One million people took part in the first day of anti-government protests on Monday, according to strike organizers who expect an even bigger turnout on Tuesday when teachers and health workers join the country-wide protests. The high number is disputed by authorities.
The protest organizations’ estimate is in stark contrast to that of the government, whose Interior Minister Fernando Carrillo told press that 60,000 people had taken to the streets and that the situation in the country is “under control.”
The real number of protesters is impossible to define, as the initial protests took part mostly in the rural areas of Colombia and alongside highways.
However, it is relatively safe to assume that hundreds of thousands of Colombians took to the streets, making Monday’s protest the biggest public demonstration since 2008 when millions took to the street to protest the country’s largest rebel group, the FARC, and the largest anti-government protest since 1977.
While farmers in the northeastern region of Catatumbo and miners have been on strike for months and weeks respectively, they were joined on Monday by truckers and farmers from the coffee, rice, sugarcane and potato sectors.
The strikes began with roadblocks, violence and arrests in 28 of Colombia’s 32 departments. Seven of Colombia’s main highways were blocked, 22 protesters were arrested and at least seven people — six of them policemen — were allegedly injured.
MORE: Colombia’s strike wave begins with violence and roadblocks
Government and protesters find each other opposed not only in their demands and estimations of the turnout, but also in mutual accusations of inciting violence.
In an interview with Colombia Reports, Jose Fernando Ramirez of the Marcha Patriotica asserted that armed forces met protesters with excessive force.
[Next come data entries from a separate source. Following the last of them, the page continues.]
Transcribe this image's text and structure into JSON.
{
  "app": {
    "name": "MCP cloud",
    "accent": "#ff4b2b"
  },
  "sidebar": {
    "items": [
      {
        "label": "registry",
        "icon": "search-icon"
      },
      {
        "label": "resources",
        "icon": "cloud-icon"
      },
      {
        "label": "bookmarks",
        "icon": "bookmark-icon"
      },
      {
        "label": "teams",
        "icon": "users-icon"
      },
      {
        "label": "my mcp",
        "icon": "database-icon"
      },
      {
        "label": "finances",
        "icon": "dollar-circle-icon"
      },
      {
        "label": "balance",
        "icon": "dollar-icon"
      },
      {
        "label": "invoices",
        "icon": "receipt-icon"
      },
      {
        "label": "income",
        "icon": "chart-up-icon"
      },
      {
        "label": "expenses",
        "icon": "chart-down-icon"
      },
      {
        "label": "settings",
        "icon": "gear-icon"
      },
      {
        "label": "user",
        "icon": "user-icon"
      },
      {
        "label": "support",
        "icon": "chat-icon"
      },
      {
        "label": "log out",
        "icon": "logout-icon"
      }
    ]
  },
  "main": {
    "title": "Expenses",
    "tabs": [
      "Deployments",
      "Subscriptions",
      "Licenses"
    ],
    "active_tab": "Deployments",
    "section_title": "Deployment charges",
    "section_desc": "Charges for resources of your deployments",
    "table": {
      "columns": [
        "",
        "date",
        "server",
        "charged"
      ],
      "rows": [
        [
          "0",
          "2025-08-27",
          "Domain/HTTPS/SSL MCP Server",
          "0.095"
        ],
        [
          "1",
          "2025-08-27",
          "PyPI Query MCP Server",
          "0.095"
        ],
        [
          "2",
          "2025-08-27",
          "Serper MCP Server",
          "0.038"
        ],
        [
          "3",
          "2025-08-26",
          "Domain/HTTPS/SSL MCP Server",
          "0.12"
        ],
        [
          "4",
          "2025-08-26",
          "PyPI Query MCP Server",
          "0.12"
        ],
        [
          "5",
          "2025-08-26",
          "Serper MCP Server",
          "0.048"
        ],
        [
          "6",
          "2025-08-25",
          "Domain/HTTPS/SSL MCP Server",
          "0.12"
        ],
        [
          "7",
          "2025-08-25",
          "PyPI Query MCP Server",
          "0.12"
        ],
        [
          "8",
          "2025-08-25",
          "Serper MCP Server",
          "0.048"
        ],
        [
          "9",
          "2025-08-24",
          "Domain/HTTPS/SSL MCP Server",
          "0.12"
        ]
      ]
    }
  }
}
“Throughout the day we recorded nine people arrested in Boyaca, with some others in Valle del Cauca.”
“We also recorded abuse against demonstrators in different parts of the country, and an excessive use of force by the authorities, which only achieved to radicalize the protests and encourage violence,” added Ramirez.
According to Ramirez, police is trying to infiltrate the protests to incite violence necessary for the security forces to intervene.
“We have information that police are infiltrating demonstrations, where they try to incite violence and make the situation get out of control.”
“Within the institution they find people without any moral or ethical objection to citizens and peaceful demonstrations,” Ramirez said.
Additionally, Ramirez’ movement in the morning accused police in the south of Colombia of preventing buses from reaching locations of protests.
MORE: Police In Southern Colombia Are Trying To Impede Protests: Strike Organizers
The government on the other hand has ongoingly insinuated that the protests are infiltrated by the FARC, which is currently involved in peace talks with the Colombian government.
The FARC’s lead negotiator Ivan Marquez criticized the government’s accusations and denied his organization had anything to do with the protests..
“The government should stop criminalizing social protest in Colombia. Anyone in Colombia who doesn’t agree with governmental policies is identified as member of the FARC to legitimate the violent repression carried out by the national government,” said Marquez from Havana where the talks are held.
The government has called the strikes unjustified and irresponsible, but protesters across sectors are unanimous in insisting that their attempts at civil dialogue with government officials have gone unheard or unanswered. To curb the growing social unrest, more than 16,000 policemen were deployed to prevent protesters from blocking economically important roads.
MORE: Santos Government Flexes Muscle Ahead Of Monday’s Protests
The interior minister claimed that the government has established contact with each striking sector, which — with the exception of miners, Catatumbo-based farmers and coffee growers — late last week was denied by each of the sectors consulted by Colombia Reports.
In the apparent absence of diplomacy, the government is apparently counting on a show of force to deal with the spreading protests and strikes that have been announced for over a month and have proven impossible for the administration of President Juan Manuel Santos to dissolve.
The strikes are set to expand on Tuesday, with health workers and teachers set to join the protests in Colombian cities like Bogota, Medellin, Cali, Barranquilla and Bucaramanga.
- Interview with Jose Fernando Ramirez (Marcha Patriotica)
- Phonecalls to strike leaders
- Press statement Interior Ministry
- Phonecalls to locals in rural areas